puisis m (2nd declension)

  1. (unmarried) young man, youth, boy
    puiša dienasyoung man's days (i.e., before marriage)
    palikt, dzīvot puisīto remain, to live as (lit. in) a young man (= unmarried)
    vasarā klēts bija jauniešu - puišu un meitu - iemīļota satikšanās vietain summer the barn was the favorite meeting place of young people - boys and girls
    un nākotne nu bija tāda, ka Ilga precēsies ar šo puisiand the future was now such that Ilga (had) married this young man
  2. (less frequentlly) boy (male child)
    “cik tev gadu, puis?” prasu zēnam; “drīz būs četri, bet pagaidām... trīs un divi mēneši”, viņš lepni atbild“how old are you, boy?” I ask the boy; “soon I'll be four, but for now... three and two months,” he answered proudly
  3. (dated) servant, help; unmarried servant
    krogus puisisthe pub, bar boy (= bartender)
    pasta puisisthe mail guy (= mailman, postman)
    zirgu puisishorse, stable boy
    vasara puisisa summer boy (= hired for the summer)
    salīgt pie saimnieka par puisito be hired by a farmer as a boy (= young servant)

Declension[edit]

Synonyms[edit]

Antonyms[edit]

Derived terms[edit]

References[edit]

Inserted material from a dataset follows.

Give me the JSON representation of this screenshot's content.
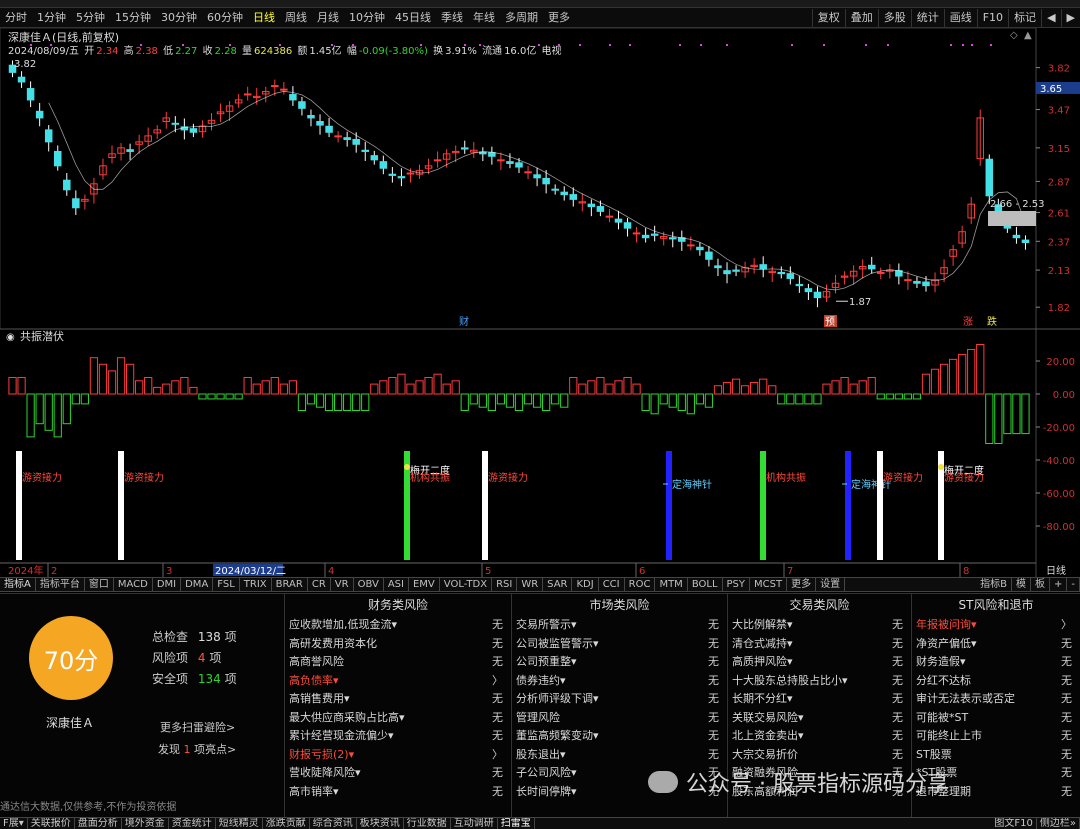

  1. ^ Karulis, Konstantīns (1992), “puika”, in Latviešu Etimoloģijas Vārdnīca (in Latvian), Rīga: AVOTS, ISBN 9984-700-12-7